* What you have to do *
Please return each of the entries that follow, unchanged in every word.

* Information given *
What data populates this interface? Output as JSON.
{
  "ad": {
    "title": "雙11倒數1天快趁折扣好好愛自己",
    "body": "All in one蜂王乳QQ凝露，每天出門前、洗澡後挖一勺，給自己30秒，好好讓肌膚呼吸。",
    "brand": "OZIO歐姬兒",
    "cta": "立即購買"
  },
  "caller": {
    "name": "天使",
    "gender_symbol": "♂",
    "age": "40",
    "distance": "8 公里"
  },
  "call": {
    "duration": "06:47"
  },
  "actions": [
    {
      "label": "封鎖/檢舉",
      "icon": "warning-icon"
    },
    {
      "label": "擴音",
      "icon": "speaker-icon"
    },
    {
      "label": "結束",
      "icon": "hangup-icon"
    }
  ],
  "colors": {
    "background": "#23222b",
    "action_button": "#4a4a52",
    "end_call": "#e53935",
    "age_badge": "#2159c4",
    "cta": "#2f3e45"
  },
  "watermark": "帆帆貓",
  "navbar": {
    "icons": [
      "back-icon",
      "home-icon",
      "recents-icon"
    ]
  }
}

* Solution to this problem *
What data populates this interface? Output as JSON.
{
  "ad": {
    "title": "雙11倒數1天快趁折扣好好愛自己",
    "body": "All in one蜂王乳QQ凝露，每天出門前、洗澡後挖一勺，給自己30秒，好好讓肌膚呼吸。",
    "brand": "OZIO歐姬兒",
    "cta": "立即購買"
  },
  "caller": {
    "name": "天使",
    "gender_symbol": "♂",
    "age": "40",
    "distance": "8 公里"
  },
  "call": {
    "duration": "06:47"
  },
  "actions": [
    {
      "label": "封鎖/檢舉",
      "icon": "warning-icon"
    },
    {
      "label": "擴音",
      "icon": "speaker-icon"
    },
    {
      "label": "結束",
      "icon": "hangup-icon"
    }
  ],
  "colors": {
    "background": "#23222b",
    "action_button": "#4a4a52",
    "end_call": "#e53935",
    "age_badge": "#2159c4",
    "cta": "#2f3e45"
  },
  "watermark": "帆帆貓",
  "navbar": {
    "icons": [
      "back-icon",
      "home-icon",
      "recents-icon"
    ]
  }
}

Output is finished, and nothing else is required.